> **Exercise instructions**:
Leave the pictures behind and repeat all the entries exactly.

--- Data records Enclosed Below ---

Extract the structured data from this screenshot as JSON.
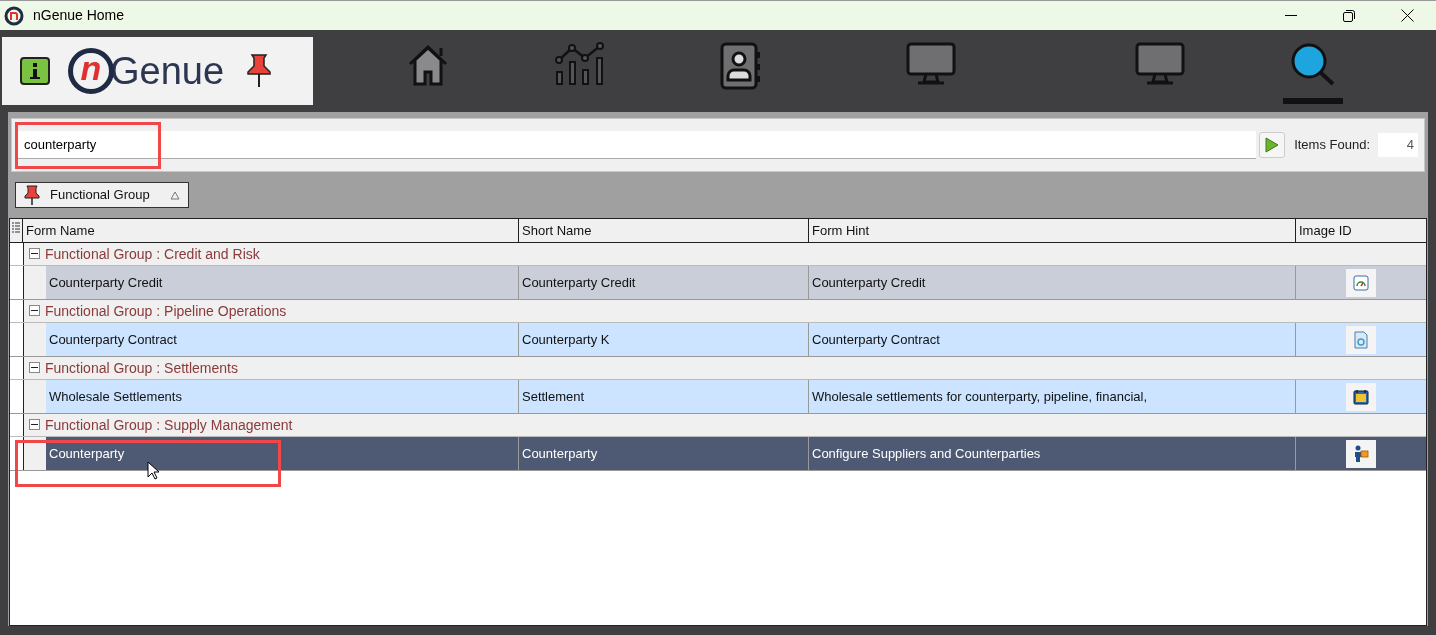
{
  "window": {
    "title": "nGenue Home"
  },
  "nav": [
    {
      "kind": "home",
      "selected": false
    },
    {
      "kind": "chart",
      "selected": false
    },
    {
      "kind": "contacts",
      "selected": false
    },
    {
      "kind": "monitor",
      "selected": false
    },
    {
      "kind": "monitor",
      "selected": false
    },
    {
      "kind": "search",
      "selected": true
    }
  ],
  "logo": {
    "text_accent": "n",
    "text": "Genue"
  },
  "search": {
    "value": "counterparty",
    "items_found_label": "Items Found:",
    "items_found": "4"
  },
  "group_by": {
    "label": "Functional Group"
  },
  "table": {
    "columns": [
      "Form Name",
      "Short Name",
      "Form Hint",
      "Image ID"
    ],
    "groups": [
      {
        "label": "Functional Group : Credit and Risk",
        "expanded": true,
        "rows": [
          {
            "cells": [
              "Counterparty Credit",
              "Counterparty Credit",
              "Counterparty Credit"
            ],
            "selected": false,
            "focused": true
          }
        ]
      },
      {
        "label": "Functional Group : Pipeline Operations",
        "expanded": true,
        "rows": [
          {
            "cells": [
              "Counterparty Contract",
              "Counterparty K",
              "Counterparty Contract"
            ],
            "selected": false,
            "focused": false
          }
        ]
      },
      {
        "label": "Functional Group : Settlements",
        "expanded": true,
        "rows": [
          {
            "cells": [
              "Wholesale Settlements",
              "Settlement",
              "Wholesale settlements for counterparty, pipeline, financial,"
            ],
            "selected": false,
            "focused": false
          }
        ]
      },
      {
        "label": "Functional Group : Supply Management",
        "expanded": true,
        "rows": [
          {
            "cells": [
              "Counterparty",
              "Counterparty",
              "Configure Suppliers and Counterparties"
            ],
            "selected": true,
            "focused": false
          }
        ]
      }
    ]
  }
}
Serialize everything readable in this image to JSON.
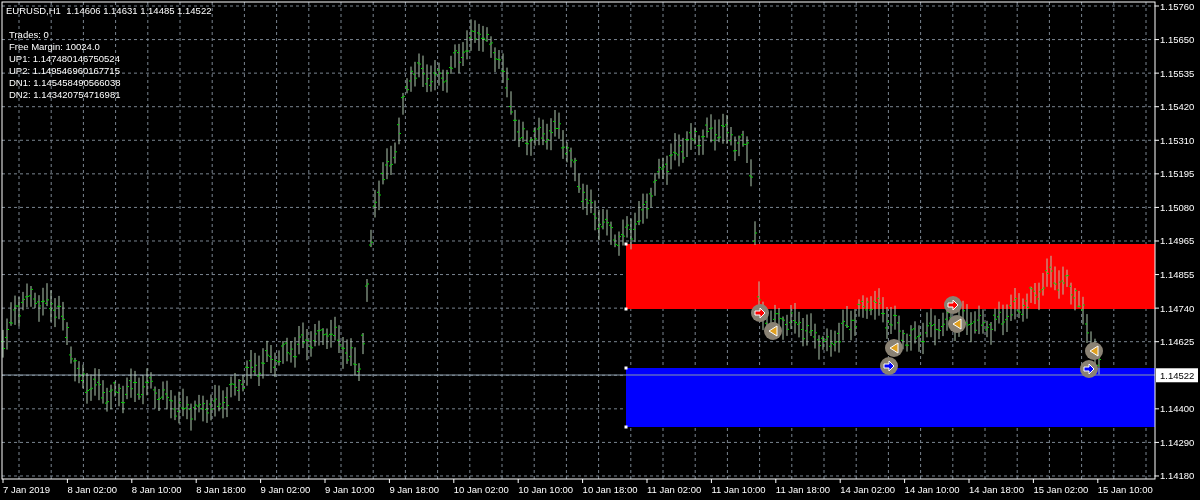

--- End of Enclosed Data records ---

> **Exercise answer**:
Extract the structured data from this screenshot as JSON.
{
  "window": {
    "title": "nGenue Home"
  },
  "nav": [
    {
      "kind": "home",
      "selected": false
    },
    {
      "kind": "chart",
      "selected": false
    },
    {
      "kind": "contacts",
      "selected": false
    },
    {
      "kind": "monitor",
      "selected": false
    },
    {
      "kind": "monitor",
      "selected": false
    },
    {
      "kind": "search",
      "selected": true
    }
  ],
  "logo": {
    "text_accent": "n",
    "text": "Genue"
  },
  "search": {
    "value": "counterparty",
    "items_found_label": "Items Found:",
    "items_found": "4"
  },
  "group_by": {
    "label": "Functional Group"
  },
  "table": {
    "columns": [
      "Form Name",
      "Short Name",
      "Form Hint",
      "Image ID"
    ],
    "groups": [
      {
        "label": "Functional Group : Credit and Risk",
        "expanded": true,
        "rows": [
          {
            "cells": [
              "Counterparty Credit",
              "Counterparty Credit",
              "Counterparty Credit"
            ],
            "selected": false,
            "focused": true
          }
        ]
      },
      {
        "label": "Functional Group : Pipeline Operations",
        "expanded": true,
        "rows": [
          {
            "cells": [
              "Counterparty Contract",
              "Counterparty K",
              "Counterparty Contract"
            ],
            "selected": false,
            "focused": false
          }
        ]
      },
      {
        "label": "Functional Group : Settlements",
        "expanded": true,
        "rows": [
          {
            "cells": [
              "Wholesale Settlements",
              "Settlement",
              "Wholesale settlements for counterparty, pipeline, financial,"
            ],
            "selected": false,
            "focused": false
          }
        ]
      },
      {
        "label": "Functional Group : Supply Management",
        "expanded": true,
        "rows": [
          {
            "cells": [
              "Counterparty",
              "Counterparty",
              "Configure Suppliers and Counterparties"
            ],
            "selected": true,
            "focused": false
          }
        ]
      }
    ]
  }
}
Serialize everything readable in this image to JSON.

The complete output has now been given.